EXERCISE DATA.
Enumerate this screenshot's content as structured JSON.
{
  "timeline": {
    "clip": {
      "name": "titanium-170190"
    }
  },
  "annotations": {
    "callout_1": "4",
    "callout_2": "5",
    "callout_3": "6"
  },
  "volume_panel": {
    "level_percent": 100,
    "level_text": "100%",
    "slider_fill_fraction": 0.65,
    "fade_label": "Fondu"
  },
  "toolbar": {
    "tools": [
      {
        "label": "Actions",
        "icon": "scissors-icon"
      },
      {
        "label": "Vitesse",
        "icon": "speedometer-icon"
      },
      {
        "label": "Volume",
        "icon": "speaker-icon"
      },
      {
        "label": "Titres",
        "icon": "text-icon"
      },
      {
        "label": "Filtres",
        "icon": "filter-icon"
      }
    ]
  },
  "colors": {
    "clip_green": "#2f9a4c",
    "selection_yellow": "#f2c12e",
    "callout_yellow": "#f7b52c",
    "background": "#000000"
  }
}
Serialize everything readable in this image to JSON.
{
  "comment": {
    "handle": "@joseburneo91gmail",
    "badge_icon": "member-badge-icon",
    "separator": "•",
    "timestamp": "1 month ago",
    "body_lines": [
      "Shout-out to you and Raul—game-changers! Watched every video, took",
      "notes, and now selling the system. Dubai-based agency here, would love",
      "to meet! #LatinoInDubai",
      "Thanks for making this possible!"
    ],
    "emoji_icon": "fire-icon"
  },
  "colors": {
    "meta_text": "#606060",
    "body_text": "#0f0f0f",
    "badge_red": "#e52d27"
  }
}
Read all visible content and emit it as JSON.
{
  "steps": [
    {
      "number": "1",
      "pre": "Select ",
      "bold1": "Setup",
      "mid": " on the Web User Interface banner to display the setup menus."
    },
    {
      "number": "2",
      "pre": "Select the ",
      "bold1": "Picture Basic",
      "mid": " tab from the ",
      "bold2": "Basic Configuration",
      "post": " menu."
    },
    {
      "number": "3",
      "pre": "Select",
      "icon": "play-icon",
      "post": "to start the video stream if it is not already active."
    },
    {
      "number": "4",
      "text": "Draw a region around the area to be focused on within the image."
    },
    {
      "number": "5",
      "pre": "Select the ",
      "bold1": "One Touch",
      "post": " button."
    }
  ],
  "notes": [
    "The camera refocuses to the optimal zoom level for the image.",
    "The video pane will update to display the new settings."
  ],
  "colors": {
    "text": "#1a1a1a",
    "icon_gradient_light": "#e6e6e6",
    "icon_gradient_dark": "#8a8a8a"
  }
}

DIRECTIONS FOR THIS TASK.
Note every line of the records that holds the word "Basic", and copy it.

ANSWER TO THIS PROBLEM.
      "bold1": "Picture Basic",
      "bold2": "Basic Configuration",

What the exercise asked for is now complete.